Toni Franke sits in her formal dining room and sips coffee from ornately-patterned china. Under five feet tall, her purple sweater clasped with a sparkling silver brooch in the classic fashion, one wouldn’t necessarily anticipate the lifetime of adventures this 92 year old woman could relate with a still-discernible Bronx accent and sharp New York sensibility.

Her Christian name is Antoinette, but she was always Toni; so named after her grandfather, Anthony, a peasant farmer in the Italian village of Piamonte. Her father died when she was five, and her mother took her from the Bronx to the Italian Alps to be with her family for a year; just long enough for Toni to develop a treasure trove of memories and forget English.

Toni Franke
Toni Franke

Back in New York, Toni’s mother re-married a police officer whose beat in the theater district afforded opportunities to catch the best Broadway acts. (“He would allow chauffeurs a place to park their limos, and in exchange he would get tickets to all the shows for his wife and daughter,” Toni recalls.) Her mother, a factory seamstress, would copy swatches from the clothing lines at New York department stores and sew dresses for her. (“I never wore store-bought clothes in my life, but I was always very finely dressed.”)

She met her husband, Jack, at age sixteen while vacationing in Packanack Lake, New Jersey. On one of their first dates they danced to the sounds of the Tommy Dorsey Orchestra, accompanied by a very young Frank Sinatra. (“He was just a skinny little kid then…you know…wasn’t anything.”) It was love from the beginning, and Jack, a college graduate working for his father, would drive into the city on weekends to continue the courtship.

World War II broke out shortly after they were married, and Uncle Sam honored Jack’s status as a conscientious objector provided he did something else for the country. For some reason that still escapes Toni to this day, she suggested farming. (“Jack said he didn’t know a thing about farming and I said neither do I. So that’s what we went into.”)

They spent 15 years building a dairy farm in Wayne Township, New Jersey. Toni says the other farmers raised a skeptical eyebrow at the two “city-slickers” but they were fortunate enough to have the money to invest in good stock. Every month they were one of the county’s top milkfat producers. They also began raising a family, adopting a son and a daughter, Richard and JoAnn. Just as they were selling the farm, Toni became pregnant with their youngest daughter, Beverly.

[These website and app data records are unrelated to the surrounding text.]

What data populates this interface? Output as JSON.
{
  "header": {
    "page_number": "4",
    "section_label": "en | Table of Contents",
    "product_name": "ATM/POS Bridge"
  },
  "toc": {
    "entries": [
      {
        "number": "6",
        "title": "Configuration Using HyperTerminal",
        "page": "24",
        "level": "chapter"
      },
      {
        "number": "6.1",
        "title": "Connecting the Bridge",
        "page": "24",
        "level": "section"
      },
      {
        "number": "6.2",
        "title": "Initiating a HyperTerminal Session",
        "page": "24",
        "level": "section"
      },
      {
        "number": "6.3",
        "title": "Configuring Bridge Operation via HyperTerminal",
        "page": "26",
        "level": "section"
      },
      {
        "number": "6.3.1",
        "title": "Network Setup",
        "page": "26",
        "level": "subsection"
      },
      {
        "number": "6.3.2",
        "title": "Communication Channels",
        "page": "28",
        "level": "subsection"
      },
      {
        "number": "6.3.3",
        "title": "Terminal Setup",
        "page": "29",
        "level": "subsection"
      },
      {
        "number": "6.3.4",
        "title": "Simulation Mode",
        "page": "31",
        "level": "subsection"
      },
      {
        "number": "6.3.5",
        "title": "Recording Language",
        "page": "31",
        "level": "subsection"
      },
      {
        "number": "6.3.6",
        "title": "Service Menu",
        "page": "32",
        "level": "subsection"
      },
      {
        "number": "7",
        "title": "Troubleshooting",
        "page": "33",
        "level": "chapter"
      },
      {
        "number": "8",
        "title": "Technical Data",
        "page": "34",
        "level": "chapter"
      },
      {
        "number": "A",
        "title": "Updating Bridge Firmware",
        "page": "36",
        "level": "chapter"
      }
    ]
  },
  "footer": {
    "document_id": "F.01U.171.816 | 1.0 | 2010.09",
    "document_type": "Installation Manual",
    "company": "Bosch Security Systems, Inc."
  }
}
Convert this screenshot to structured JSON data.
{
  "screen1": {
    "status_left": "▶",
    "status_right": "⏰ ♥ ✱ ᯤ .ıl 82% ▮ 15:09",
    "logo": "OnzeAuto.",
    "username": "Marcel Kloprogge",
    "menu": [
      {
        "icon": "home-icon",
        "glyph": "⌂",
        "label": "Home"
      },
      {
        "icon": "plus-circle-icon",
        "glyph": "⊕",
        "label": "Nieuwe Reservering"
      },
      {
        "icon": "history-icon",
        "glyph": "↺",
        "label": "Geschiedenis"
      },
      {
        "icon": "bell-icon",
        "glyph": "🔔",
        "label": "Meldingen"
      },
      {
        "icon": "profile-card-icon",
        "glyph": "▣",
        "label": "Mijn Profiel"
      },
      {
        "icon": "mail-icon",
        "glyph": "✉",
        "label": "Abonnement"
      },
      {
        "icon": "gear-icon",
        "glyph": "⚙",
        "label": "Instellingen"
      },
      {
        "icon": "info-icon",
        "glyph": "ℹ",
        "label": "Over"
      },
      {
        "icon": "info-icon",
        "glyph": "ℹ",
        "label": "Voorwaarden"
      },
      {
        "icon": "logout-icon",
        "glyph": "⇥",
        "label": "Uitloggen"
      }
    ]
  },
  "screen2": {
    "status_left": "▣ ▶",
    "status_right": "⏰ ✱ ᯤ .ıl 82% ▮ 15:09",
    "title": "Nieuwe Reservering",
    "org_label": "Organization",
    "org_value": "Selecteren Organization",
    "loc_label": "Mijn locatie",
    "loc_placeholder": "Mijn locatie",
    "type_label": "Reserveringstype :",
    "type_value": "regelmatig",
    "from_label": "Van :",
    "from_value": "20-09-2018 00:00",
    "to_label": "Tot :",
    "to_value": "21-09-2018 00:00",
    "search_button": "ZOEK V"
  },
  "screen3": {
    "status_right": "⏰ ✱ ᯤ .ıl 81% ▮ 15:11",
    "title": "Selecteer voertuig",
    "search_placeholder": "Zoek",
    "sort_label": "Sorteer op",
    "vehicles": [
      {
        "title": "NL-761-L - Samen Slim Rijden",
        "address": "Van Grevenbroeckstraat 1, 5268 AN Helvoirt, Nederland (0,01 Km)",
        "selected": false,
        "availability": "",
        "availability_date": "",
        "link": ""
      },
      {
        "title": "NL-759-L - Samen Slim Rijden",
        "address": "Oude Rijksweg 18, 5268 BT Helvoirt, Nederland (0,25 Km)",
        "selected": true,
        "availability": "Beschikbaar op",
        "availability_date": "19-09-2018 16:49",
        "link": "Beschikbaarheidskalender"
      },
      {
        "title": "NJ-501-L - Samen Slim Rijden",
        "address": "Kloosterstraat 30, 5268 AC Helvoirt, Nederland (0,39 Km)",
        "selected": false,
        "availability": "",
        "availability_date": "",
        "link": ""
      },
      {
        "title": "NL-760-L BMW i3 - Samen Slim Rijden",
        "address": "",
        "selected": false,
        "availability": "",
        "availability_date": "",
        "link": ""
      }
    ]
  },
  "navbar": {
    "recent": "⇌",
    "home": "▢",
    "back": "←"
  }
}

Beverly attended Vermont’s Goddard College, where one summer her studies included touring the art museums of Western Europe. Toni seized the opportunity to accompany her daughter on this three- week trip that still makes her eyes light up with wonder at having seen the great masterpieces. Beverly and her husband settled in Guilford and had a daughter, Melissa and a son Nolan. JoAnn and Richard also graduates of New England Colleges settled on the west coast. JoAnn and her husband, Dale have a daughter Erica. Toni convinced Jack to move to Brattleboro so they could be closer to their east coast grandchildren.

The Franke’s became generous supporters of BMH from the onset, and over time they experienced the quality of care it provides. “Jack was in the hospital for quite a while before he died and Dr. Tepfer, the heart specialist, was the most wonderful, wonderful man,” says Toni. “My son-in-law, Dale, is a neurologist and he too has been very impressed with the doctors here.”

For Toni, the hospital also offers a social life after Jack’s passing. She meets for lunch every couple of months with other women she has met through BMH’s Director of Development, Ellen Smith. Toni regularly contributes to the annual fund, and made a gift to the capital campaign in Jack’s name. She also purchased a tree outside the new hospital building in memory of her mother, who began Toni on her lifetime of adventures back when she was five years old.